Managing the flow of skilled workers into the market is a multistep process that requires careful orchestration. You lose workers, they don’t just reappear. If employers want to ensure that they have the workers they need not only for the present but also the future, they’re going to have to get better at sourcing their own talent and actively developing their employees’ skills.

Employers might look at the need to expand their process for sourcing talent and work actively to draw from a broader talent base. One potential source are people who have had limited access to educational and professional opportunities. These people may have faced systemic barriers to employment and career advancement.

For businesses they are known as opportunity populations. These people provide potential opportunities for a business to source talent as well as expand and enrich the diversity, equity, and inclusion quality of their workplace. Opportunity populations might include those who have been limited by age, disability, ethnicity/national origin, family status, sex, gender identity or expression, generation, language, life experiences, neurodiversity, organizational function and level, physical characteristics, race/color, religious beliefs, sexual orientation, or veteran status.

Employers are increasingly recognizing that a diverse and inclusive workforce results in significant business advantages. These advantages include better representation of their customer base, better hiring efficiencies, more innovative thinking, boosted productivity, improved company culture and employee morale, enhanced retention and employee loyalty, as well a greater brand recognition and value among consumers.

Employers who would like more information on how to connect with opportunity populations can continue to watch this newsletter and/or contact:

Gary Holik, Business Relations Consultant
Michigan Rehabilitation Services
Phone: 989-402-7550

Chief Science Officer + Employer Talent Pipeline Spotlight
The Great Lakes Bay Region Alliance is working to connect with students from the Chief Science Officer (CSO) Program to help fuel the talent pipeline. There is tremendous benefit in linking employers in the region to our future workforce through students with STEM interests and aptitude. As students are looking to focus on a particular area of study in college or for a career choice after college, development tools like internships, mentoring, job shadows, and site tours provide valuable context to both students and employers. 
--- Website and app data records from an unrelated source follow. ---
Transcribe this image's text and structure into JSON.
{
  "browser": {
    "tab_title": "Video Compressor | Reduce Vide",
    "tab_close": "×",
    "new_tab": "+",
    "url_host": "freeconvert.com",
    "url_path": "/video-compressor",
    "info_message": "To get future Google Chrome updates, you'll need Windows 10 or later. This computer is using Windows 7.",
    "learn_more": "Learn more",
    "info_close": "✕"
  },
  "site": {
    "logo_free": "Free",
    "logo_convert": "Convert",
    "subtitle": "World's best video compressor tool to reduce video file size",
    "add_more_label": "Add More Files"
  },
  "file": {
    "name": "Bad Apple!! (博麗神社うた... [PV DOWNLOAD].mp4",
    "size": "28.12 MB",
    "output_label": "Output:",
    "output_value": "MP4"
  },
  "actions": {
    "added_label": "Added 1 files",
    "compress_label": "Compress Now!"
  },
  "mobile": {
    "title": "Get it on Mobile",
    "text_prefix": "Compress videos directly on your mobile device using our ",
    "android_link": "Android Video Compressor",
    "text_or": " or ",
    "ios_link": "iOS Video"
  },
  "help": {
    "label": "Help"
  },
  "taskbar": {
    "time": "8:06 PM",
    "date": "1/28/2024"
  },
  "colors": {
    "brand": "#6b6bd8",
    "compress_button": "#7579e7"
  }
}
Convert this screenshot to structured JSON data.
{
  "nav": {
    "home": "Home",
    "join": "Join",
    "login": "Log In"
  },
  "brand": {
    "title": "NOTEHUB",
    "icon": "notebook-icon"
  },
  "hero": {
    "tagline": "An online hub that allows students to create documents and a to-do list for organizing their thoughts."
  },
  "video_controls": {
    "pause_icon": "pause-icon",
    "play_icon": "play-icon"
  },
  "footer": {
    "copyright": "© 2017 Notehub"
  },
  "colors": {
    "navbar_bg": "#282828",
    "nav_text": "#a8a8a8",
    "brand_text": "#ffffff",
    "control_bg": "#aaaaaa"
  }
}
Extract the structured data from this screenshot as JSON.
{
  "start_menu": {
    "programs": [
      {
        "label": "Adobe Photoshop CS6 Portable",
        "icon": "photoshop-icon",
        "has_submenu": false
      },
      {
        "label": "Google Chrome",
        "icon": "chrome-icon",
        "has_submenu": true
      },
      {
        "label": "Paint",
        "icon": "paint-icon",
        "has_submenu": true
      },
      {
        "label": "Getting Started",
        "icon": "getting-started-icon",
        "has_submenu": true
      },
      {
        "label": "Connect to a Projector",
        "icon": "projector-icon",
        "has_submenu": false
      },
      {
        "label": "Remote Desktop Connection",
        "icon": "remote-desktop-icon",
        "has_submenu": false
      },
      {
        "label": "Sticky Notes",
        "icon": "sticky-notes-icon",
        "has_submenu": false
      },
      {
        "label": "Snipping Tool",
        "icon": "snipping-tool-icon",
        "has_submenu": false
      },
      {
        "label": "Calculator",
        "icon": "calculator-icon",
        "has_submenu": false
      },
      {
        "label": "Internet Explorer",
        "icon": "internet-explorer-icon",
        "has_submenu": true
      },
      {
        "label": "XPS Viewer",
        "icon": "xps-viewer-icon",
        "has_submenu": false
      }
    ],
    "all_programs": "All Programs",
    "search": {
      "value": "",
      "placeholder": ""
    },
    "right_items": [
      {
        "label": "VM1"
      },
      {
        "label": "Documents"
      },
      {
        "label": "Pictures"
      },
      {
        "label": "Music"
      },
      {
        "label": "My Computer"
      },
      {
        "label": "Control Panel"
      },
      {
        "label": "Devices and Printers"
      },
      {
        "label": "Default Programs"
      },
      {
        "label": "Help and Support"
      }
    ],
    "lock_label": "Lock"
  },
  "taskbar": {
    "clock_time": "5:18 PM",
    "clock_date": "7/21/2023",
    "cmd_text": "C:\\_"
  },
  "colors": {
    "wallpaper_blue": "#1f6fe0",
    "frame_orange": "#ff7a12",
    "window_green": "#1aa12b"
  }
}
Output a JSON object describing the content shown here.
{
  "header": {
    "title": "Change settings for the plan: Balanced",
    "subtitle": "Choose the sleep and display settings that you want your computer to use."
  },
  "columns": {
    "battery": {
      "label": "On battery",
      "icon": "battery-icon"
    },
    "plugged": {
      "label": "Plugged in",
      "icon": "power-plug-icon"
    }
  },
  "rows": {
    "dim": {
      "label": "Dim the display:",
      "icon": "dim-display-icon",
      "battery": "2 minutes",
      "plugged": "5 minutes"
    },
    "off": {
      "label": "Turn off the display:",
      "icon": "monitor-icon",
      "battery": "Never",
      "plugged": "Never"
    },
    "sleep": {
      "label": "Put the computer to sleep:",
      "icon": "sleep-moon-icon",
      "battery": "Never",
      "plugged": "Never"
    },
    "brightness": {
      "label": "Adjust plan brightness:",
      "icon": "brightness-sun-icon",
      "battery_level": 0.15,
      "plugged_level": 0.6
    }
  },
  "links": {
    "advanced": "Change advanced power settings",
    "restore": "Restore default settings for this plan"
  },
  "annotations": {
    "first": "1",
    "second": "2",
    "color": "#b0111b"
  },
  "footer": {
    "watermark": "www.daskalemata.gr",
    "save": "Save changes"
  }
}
In support of this effort, we are sharing CSO Spotlights to highlight these amazing students and connect our STEM talent to opportunities in the region via the Employer Talent Pipeline newsletter!

CSO Spotlight: Jamie Kocks
Our CSO Spotlight this month is on CSO Alumni Jamie Kocks. Jamie is a dynamic college sophomore at Ferris State University currently pursuing her degree in pre-optometry and biology and open to both opportunities in the GLBR and Big Rapids.

We hope you take the time and enjoy reading about the future of STEM talent in the GLBR and maybe even find your next employee right here in your backyard! If you’re interested in learning more about the CSO Program, below are a few articles about some of the amazing things a few of the students have done.

About the Chief Science Officer Program
The Chief Science Officer Program began five years ago here in the GLBR and has provided an amazing opportunity for students in the region to not only experience STEM, but begin to educate others about it. As CSO’s, these STEM Ambassadors advocate for STEM learning and work with their team to complete an action plan within their school or community. 

Our CSOs have done some extraordinary things including: 

  • Hosting flight nights with Jack Barstow Airport; 
  • Sending STEM Kits to Africa; and 
  • Putting together Teen Science Cafes for other students to become involved in STEM

These action plans and consistent participation in STEM learning have helped shape these young minds to take on and conquer anything in their way. The CSO Program has helped students develop into vocal STEM leaders, as well as helped build their communication, teamwork, time-management, and creative skills needed for the future.

Other articles highlighting CSOs: